Road-LanesAmazingly, this is the phrase my father used for years when I was a teen. He used this phrase to say “many things at once matter,” but if you cannot maintain smooth and even execution, then pull over and start again. Keeping the vehicle in the middle of the road means choose a path, measure it regularly, be sure to course-correct, and communicate.  Major Mike may think we have over complicated his simple advice, but for my father, the vehicle in the middle of the road was a metaphor for keeping one’s composure, one’s balance, as one executed many things simultaneously.

In the investing work we do, there are days when simply staying on path is hard.
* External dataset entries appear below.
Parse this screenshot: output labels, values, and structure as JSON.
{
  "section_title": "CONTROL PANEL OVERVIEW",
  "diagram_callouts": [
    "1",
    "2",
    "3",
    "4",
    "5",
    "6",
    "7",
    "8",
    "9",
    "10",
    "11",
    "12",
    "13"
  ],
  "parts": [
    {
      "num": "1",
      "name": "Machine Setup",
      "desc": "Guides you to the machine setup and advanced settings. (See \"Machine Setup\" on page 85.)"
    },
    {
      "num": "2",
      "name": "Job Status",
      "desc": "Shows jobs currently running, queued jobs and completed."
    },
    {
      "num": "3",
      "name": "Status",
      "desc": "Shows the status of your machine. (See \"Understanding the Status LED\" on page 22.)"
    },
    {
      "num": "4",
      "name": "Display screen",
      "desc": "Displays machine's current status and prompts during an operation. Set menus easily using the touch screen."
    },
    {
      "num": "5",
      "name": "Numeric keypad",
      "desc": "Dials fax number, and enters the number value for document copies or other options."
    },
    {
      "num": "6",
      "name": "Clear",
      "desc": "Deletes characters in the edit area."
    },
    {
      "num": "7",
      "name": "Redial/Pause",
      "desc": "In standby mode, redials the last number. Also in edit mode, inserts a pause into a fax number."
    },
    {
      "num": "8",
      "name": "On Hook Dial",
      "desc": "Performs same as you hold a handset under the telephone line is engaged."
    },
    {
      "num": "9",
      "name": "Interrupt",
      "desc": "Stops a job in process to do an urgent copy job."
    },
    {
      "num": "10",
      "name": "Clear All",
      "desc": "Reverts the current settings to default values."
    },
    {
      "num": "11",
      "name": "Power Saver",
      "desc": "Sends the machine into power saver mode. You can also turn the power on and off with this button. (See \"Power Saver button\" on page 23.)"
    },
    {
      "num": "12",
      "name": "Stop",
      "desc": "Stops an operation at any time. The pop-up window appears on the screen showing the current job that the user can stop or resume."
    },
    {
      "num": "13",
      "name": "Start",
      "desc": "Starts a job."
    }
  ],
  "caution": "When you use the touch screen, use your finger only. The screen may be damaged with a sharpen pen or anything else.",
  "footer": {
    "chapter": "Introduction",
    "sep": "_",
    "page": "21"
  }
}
But at MONTAG, we have learned well how to keep the vehicle in the middle of the road.  We know not to start until a plan is in place, that course-correction is critical, and that communication cannot be over-stressed. Strong communication serves as a wonderful watchman for any investment portfolio.

Major Mike Habit Four:  Patience

Earlier this month, Major Mike told me after he and my daughter returned from a ninety minute lesson that she had what he considered the single most important quality in a driver. Patience. He said she never took a left turn she could not calmly execute, nor did she ever force her way into another lane or pull up close behind another driver. He said that alone makes her one of the top students he has met in 2019. Mike thinks a person cannot be taught patience. They must develop it naturally.  In the investment world, the same could not be more correct. The more frenetic the world becomes, the calmer we seek to remain at MONTAG. The more focus we need. The more time we need to gather relevant data. Enormous pressure can arise when the world is experiencing economic turbulence. Our media is only too happy to drive ratings with such news. And that is when Major Mike’s most important message must remain clear and distinct:  Patience.